▸ **INSTRUCTIONS TO FOLLOW**: For each line below that holds "JSON", return the line as it stands.

--------------------------------

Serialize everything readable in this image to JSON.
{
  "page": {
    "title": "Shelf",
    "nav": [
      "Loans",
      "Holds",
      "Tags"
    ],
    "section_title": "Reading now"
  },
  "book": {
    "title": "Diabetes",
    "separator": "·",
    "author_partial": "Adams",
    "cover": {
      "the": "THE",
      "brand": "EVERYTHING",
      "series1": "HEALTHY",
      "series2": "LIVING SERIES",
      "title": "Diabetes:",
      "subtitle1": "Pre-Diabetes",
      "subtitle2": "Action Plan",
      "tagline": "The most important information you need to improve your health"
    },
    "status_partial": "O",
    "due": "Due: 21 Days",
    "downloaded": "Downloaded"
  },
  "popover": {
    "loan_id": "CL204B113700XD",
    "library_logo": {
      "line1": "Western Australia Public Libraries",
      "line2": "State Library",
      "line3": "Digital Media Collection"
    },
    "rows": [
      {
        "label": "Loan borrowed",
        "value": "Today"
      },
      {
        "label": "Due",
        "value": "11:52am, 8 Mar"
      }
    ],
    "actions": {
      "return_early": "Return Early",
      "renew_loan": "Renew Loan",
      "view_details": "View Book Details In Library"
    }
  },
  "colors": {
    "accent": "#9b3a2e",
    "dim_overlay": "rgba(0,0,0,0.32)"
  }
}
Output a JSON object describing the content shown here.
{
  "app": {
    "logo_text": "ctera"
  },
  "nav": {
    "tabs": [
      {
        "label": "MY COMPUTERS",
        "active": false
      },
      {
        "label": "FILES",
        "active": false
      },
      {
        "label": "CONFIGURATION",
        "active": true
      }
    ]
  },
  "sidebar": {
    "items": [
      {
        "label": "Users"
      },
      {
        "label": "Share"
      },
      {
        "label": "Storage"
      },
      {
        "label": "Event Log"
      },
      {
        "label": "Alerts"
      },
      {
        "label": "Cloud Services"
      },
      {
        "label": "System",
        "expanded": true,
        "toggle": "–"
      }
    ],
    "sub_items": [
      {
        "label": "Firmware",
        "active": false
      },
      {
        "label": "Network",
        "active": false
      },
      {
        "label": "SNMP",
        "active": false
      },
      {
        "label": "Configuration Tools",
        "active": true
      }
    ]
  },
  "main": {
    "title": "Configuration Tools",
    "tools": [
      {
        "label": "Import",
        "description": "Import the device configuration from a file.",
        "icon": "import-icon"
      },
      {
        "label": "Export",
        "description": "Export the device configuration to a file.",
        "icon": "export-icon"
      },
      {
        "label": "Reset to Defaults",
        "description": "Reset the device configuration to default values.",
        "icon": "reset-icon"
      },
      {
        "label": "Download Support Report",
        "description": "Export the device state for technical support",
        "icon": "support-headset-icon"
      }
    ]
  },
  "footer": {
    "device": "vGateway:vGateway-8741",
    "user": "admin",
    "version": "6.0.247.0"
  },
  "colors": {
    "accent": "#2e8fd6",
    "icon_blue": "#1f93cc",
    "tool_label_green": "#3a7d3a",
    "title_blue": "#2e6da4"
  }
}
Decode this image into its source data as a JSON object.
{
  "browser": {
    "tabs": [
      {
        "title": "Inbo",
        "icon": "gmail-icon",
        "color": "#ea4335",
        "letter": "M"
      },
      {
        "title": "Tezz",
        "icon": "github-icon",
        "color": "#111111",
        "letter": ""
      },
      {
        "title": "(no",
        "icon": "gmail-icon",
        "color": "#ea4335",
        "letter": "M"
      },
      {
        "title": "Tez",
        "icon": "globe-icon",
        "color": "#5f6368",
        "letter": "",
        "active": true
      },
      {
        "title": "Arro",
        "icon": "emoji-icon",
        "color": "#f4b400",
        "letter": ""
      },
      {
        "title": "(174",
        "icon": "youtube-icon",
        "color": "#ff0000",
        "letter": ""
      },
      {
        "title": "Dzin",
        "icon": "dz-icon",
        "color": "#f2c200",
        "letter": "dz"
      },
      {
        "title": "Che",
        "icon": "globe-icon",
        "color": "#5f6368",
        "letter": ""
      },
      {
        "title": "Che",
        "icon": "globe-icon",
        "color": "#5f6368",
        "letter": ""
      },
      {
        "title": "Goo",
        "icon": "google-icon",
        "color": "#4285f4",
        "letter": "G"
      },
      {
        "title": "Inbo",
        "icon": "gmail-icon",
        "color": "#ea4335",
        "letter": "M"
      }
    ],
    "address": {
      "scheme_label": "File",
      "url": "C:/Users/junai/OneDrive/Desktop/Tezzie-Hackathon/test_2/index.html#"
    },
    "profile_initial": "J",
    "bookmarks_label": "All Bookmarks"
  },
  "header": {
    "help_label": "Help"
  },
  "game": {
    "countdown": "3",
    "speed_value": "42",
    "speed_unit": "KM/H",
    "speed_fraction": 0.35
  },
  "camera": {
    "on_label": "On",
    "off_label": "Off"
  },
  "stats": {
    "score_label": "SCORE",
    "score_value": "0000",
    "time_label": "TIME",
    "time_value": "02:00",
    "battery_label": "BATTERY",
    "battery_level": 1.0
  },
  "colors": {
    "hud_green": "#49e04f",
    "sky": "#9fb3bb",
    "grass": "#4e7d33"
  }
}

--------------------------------

▸ **SOLUTION TO THE PROBLEM**:
Serialize everything readable in this image to JSON.
Output a JSON object describing the content shown here.
Decode this image into its source data as a JSON object.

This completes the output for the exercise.